Descents are always interesting as you go through one climate after another.  We were in alpine tundra when we started, with plants only a few inches tall at the most and very dry.  Then the plants began to be taller and more succulent, and there was a profusion of blooms across the meadows.  Below that, maybe an hour and a half from the top, the plants were well over our heads--ferns, devil's club, pushki--and I was very grateful that they'd trimmed the brush a foot out on both sides of the trail.  The trimming made the difference between this being a very nice hike or a miserable hike.  Impressively, even at the lower elevations, the pushki had not even flowered or bloomed yet (it has been done for weeks on the rest of the peninsula), there were no berries on the devil's club and the ferns were still unfurling.  This area got hit extremely hard with snow this past winter, so I suspect the trail has not been open as long as usual.  We only came across snow right on the trail at mile7.5, though there were patches off to the side here and there over about 1300 feet.  And finally we reached the rain forest, with everything covered with moss, and large hunks of moss hanging from the trees.

Of the people who have hiked this trail, they have stories of it being wet, rainy and cold.  I was prepared for that, but am very grateful that we had a glorious weekend of sunshine and warmth.  There were only 3 bear scats the entire trail, on the Primrose side, old, and down near the trailhead, so we didn't get a strong sense of bear presence along here (the traffic could be a contributing factor!).  On the Lost Lake trail side, there is a cabin that can be reserved.  It is down a separate loop trail, so there are actually 2 routes that can be taken. 
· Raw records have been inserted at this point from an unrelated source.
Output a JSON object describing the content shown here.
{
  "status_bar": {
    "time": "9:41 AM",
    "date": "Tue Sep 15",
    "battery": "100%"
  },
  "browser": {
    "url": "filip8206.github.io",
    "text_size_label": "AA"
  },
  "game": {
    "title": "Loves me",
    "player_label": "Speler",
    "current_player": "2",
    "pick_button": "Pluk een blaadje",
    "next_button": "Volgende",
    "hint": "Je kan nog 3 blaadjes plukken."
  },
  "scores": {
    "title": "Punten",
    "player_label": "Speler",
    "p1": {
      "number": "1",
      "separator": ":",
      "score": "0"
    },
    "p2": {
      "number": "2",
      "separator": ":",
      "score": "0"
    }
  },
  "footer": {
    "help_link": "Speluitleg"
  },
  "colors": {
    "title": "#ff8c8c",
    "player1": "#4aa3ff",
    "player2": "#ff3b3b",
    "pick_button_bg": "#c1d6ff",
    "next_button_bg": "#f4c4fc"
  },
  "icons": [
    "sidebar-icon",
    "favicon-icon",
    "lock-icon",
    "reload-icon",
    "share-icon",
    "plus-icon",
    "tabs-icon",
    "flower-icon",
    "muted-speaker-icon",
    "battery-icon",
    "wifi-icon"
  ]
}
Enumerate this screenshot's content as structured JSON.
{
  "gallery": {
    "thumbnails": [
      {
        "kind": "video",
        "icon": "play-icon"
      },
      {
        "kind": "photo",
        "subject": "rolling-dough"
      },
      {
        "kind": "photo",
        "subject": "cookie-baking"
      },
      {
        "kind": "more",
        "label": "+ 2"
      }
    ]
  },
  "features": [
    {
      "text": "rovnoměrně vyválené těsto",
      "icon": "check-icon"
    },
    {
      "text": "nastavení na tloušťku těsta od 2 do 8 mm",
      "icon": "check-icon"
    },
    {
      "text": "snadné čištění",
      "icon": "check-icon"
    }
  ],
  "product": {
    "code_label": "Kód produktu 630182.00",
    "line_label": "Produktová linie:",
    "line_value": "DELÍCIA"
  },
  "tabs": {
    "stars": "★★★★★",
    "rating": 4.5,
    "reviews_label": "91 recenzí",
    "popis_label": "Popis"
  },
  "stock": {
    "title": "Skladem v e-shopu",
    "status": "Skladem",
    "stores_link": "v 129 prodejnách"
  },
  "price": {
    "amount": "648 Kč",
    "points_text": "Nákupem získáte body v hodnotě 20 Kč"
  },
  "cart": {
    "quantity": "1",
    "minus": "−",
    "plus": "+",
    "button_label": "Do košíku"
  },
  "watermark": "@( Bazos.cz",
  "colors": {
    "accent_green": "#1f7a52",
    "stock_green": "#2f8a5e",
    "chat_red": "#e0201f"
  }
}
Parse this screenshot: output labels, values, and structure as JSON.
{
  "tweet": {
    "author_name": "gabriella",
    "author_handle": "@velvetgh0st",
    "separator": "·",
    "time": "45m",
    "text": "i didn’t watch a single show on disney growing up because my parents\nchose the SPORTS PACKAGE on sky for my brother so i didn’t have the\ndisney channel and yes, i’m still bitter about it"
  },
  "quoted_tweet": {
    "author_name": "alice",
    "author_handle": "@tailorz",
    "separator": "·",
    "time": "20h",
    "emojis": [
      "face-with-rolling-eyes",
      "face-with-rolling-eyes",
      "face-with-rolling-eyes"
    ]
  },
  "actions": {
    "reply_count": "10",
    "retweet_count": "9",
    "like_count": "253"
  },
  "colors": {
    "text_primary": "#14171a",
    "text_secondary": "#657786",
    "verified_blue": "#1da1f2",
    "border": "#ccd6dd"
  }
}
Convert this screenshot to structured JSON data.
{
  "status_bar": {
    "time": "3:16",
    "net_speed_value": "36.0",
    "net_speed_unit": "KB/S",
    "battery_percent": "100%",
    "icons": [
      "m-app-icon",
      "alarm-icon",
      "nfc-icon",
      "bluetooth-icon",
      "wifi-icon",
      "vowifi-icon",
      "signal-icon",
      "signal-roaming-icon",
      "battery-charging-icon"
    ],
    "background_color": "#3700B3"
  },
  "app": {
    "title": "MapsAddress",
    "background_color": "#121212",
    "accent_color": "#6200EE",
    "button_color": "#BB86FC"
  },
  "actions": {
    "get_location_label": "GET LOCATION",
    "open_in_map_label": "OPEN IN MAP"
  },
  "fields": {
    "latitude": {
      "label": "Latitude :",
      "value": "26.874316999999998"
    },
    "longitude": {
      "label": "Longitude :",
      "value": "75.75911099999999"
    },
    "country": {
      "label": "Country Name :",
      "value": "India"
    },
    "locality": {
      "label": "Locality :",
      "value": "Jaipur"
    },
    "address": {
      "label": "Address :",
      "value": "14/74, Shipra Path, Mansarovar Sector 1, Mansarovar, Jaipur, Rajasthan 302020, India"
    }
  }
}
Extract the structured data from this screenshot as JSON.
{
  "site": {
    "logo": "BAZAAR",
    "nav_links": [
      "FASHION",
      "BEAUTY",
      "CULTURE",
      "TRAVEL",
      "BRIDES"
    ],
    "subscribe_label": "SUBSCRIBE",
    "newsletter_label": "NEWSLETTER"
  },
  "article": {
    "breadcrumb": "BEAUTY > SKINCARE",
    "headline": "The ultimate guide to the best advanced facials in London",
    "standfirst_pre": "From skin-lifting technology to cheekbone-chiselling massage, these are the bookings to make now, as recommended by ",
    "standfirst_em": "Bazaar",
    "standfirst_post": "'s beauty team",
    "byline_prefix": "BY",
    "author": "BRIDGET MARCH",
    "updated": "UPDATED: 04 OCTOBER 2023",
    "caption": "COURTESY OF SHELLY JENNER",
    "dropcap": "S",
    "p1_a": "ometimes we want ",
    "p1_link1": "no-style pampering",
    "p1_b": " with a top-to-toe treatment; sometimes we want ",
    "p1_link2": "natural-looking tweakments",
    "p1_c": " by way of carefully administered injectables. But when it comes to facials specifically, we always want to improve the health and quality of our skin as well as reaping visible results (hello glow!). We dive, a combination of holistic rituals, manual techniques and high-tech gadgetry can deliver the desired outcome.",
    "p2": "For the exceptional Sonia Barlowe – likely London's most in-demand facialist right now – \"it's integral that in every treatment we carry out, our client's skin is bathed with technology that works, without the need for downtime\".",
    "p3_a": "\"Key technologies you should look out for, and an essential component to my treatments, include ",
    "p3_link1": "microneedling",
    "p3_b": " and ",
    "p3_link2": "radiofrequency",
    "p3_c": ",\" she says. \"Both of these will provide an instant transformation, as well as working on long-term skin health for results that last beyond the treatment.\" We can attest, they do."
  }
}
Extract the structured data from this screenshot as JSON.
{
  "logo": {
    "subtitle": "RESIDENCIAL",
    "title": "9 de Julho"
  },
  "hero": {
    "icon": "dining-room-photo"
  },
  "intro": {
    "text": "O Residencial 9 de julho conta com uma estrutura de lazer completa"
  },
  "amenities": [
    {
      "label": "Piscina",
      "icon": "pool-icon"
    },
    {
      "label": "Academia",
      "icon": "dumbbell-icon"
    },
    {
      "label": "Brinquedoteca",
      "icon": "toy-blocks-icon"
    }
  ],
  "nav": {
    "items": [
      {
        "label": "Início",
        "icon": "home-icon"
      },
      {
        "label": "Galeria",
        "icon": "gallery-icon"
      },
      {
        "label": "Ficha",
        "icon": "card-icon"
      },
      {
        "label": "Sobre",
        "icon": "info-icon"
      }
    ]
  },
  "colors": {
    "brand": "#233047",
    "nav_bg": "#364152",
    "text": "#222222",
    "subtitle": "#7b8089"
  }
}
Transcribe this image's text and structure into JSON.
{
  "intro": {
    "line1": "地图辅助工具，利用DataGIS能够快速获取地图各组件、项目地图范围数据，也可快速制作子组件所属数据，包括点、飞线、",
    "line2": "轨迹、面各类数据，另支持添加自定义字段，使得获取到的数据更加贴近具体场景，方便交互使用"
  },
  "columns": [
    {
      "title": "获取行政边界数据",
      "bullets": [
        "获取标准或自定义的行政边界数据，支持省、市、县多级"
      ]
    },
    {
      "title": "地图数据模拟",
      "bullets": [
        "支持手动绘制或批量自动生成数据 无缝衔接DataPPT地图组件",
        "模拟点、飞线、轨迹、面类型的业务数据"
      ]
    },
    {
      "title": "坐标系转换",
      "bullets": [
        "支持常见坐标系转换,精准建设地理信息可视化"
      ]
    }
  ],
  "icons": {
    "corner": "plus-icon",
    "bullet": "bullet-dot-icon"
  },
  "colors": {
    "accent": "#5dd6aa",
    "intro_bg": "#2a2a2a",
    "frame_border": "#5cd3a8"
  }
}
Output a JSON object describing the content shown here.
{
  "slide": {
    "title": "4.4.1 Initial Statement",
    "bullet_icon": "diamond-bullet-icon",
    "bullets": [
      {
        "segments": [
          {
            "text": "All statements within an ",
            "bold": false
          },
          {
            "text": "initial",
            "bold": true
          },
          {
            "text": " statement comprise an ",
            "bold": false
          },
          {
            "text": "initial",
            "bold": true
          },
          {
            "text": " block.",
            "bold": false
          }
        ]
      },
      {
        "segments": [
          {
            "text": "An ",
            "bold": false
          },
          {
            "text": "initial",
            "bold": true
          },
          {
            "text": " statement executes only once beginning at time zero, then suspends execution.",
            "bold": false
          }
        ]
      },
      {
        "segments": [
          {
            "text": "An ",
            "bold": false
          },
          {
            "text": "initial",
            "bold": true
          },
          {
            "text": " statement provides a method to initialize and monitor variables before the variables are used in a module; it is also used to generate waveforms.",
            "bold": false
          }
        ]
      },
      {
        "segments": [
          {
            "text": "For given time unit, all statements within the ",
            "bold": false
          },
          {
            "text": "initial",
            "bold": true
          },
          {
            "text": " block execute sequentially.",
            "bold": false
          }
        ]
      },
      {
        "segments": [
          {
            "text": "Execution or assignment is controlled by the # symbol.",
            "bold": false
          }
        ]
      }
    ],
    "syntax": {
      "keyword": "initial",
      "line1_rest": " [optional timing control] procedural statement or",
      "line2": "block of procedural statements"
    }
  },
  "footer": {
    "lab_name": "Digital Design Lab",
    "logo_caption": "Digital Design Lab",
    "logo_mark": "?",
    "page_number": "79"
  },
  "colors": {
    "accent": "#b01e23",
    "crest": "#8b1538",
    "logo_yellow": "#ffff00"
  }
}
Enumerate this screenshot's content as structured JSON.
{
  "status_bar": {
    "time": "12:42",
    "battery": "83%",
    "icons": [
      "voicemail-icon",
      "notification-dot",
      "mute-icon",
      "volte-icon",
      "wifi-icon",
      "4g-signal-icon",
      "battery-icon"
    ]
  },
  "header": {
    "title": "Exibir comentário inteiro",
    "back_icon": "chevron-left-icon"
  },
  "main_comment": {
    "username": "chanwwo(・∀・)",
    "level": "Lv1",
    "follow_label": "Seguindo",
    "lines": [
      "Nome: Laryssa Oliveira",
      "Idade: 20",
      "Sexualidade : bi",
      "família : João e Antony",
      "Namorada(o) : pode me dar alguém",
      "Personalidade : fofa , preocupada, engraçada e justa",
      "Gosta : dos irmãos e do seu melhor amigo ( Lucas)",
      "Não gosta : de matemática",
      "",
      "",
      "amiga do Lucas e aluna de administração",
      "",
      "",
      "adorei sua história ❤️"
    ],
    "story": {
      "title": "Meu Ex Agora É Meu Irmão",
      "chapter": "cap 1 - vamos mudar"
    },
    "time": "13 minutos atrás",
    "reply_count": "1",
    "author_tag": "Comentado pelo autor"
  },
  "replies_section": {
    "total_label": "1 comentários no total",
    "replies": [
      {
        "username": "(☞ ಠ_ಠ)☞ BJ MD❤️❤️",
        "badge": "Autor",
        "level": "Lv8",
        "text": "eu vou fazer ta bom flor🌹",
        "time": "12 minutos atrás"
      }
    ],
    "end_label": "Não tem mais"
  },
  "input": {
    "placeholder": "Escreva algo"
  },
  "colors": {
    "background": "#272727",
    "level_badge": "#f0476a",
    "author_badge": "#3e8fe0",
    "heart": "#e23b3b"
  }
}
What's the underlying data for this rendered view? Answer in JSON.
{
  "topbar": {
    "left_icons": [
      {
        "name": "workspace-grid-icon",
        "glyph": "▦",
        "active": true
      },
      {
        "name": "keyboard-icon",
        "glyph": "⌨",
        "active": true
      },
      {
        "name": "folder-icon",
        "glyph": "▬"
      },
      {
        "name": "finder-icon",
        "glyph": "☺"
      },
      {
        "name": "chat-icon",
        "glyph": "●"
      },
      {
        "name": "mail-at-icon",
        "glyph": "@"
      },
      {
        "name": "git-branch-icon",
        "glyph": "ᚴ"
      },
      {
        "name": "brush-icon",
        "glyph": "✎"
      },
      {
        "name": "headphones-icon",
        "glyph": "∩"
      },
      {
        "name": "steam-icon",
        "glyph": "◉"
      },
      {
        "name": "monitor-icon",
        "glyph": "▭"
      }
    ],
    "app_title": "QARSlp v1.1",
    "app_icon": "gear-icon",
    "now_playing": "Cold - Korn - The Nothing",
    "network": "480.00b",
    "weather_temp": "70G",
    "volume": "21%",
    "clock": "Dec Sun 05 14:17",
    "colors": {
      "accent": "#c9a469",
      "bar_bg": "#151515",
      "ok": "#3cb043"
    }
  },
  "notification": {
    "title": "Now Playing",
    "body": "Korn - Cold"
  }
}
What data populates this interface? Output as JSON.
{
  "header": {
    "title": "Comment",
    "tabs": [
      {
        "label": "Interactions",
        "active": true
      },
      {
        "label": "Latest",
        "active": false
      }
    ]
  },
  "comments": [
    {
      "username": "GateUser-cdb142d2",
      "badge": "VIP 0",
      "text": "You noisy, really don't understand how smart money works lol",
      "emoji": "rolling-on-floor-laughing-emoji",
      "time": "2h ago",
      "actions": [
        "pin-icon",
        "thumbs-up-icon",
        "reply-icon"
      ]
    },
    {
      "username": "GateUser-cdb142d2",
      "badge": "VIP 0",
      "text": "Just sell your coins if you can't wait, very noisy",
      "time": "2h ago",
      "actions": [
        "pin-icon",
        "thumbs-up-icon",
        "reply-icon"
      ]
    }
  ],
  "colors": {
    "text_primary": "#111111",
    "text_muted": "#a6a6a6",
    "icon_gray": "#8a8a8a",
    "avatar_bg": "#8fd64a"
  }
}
With only a 1500 foot elevation gain, this is a fairly easy longer hike.  For biking there are some sections that are steep or rocky and would be challenging, but much larger sections that would be wonderful biking.  I think I would have to psych myself up for dealing with crowds if I do this again, though perhaps the combination of weather and weekend brought people out in droves.  The views are absolutely incredible and worth coming back for--just choose a clear day!

Thank you, Lynn of Anchorage, for sending my camera back to me!

2 comments:

Craig S. said...

In some ways, I'm glad you didn't have your pictures up yet. You painted an excellent picture with your words, and it sounded like a great trip! Thanks for sharing!

MichelleW said...

I was a bit more descriptive than usual I think because I didn't have the pictures to back up my words. The pictures are necessary I think, though, since many blog readers just skim the pictures and don't bother reading the entry! Meanwhile, I'm checking my mailbox regularly for the camera!